TASK PROMPT: Word for word, restate every record.

- Opening Delimiter -

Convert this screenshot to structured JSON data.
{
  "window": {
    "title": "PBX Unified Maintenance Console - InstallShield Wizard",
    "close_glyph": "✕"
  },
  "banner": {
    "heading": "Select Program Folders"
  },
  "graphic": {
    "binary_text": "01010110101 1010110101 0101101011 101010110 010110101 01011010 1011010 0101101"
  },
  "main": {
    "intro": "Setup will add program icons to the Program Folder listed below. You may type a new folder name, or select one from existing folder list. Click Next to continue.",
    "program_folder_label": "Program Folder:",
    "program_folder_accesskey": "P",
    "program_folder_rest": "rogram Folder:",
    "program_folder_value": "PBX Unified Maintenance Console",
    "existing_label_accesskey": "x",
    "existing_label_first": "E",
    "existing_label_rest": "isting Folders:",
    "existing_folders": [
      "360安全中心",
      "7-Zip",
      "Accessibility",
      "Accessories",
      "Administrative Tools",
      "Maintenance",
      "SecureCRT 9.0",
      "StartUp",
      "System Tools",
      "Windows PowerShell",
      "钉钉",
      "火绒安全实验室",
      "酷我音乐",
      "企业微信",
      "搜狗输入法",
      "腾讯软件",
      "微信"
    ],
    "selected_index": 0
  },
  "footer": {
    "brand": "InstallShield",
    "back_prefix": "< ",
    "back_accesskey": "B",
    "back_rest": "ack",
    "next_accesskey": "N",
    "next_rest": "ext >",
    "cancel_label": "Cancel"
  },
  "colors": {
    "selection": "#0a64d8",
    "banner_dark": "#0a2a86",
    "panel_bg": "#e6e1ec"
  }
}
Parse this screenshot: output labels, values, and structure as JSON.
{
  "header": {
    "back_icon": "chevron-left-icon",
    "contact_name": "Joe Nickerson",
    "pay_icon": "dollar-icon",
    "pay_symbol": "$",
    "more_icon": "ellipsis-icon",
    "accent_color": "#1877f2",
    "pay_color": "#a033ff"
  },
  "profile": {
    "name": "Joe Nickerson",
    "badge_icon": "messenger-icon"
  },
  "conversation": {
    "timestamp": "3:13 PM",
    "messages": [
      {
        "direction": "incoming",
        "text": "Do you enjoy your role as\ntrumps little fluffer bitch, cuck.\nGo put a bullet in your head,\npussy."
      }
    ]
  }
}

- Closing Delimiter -

SOLUTION:
Convert this screenshot to structured JSON data.
{
  "window": {
    "title": "PBX Unified Maintenance Console - InstallShield Wizard",
    "close_glyph": "✕"
  },
  "banner": {
    "heading": "Select Program Folders"
  },
  "graphic": {
    "binary_text": "01010110101 1010110101 0101101011 101010110 010110101 01011010 1011010 0101101"
  },
  "main": {
    "intro": "Setup will add program icons to the Program Folder listed below. You may type a new folder name, or select one from existing folder list. Click Next to continue.",
    "program_folder_label": "Program Folder:",
    "program_folder_accesskey": "P",
    "program_folder_rest": "rogram Folder:",
    "program_folder_value": "PBX Unified Maintenance Console",
    "existing_label_accesskey": "x",
    "existing_label_first": "E",
    "existing_label_rest": "isting Folders:",
    "existing_folders": [
      "360安全中心",
      "7-Zip",
      "Accessibility",
      "Accessories",
      "Administrative Tools",
      "Maintenance",
      "SecureCRT 9.0",
      "StartUp",
      "System Tools",
      "Windows PowerShell",
      "钉钉",
      "火绒安全实验室",
      "酷我音乐",
      "企业微信",
      "搜狗输入法",
      "腾讯软件",
      "微信"
    ],
    "selected_index": 0
  },
  "footer": {
    "brand": "InstallShield",
    "back_prefix": "< ",
    "back_accesskey": "B",
    "back_rest": "ack",
    "next_accesskey": "N",
    "next_rest": "ext >",
    "cancel_label": "Cancel"
  },
  "colors": {
    "selection": "#0a64d8",
    "banner_dark": "#0a2a86",
    "panel_bg": "#e6e1ec"
  }
}
Parse this screenshot: output labels, values, and structure as JSON.
{
  "header": {
    "back_icon": "chevron-left-icon",
    "contact_name": "Joe Nickerson",
    "pay_icon": "dollar-icon",
    "pay_symbol": "$",
    "more_icon": "ellipsis-icon",
    "accent_color": "#1877f2",
    "pay_color": "#a033ff"
  },
  "profile": {
    "name": "Joe Nickerson",
    "badge_icon": "messenger-icon"
  },
  "conversation": {
    "timestamp": "3:13 PM",
    "messages": [
      {
        "direction": "incoming",
        "text": "Do you enjoy your role as\ntrumps little fluffer bitch, cuck.\nGo put a bullet in your head,\npussy."
      }
    ]
  }
}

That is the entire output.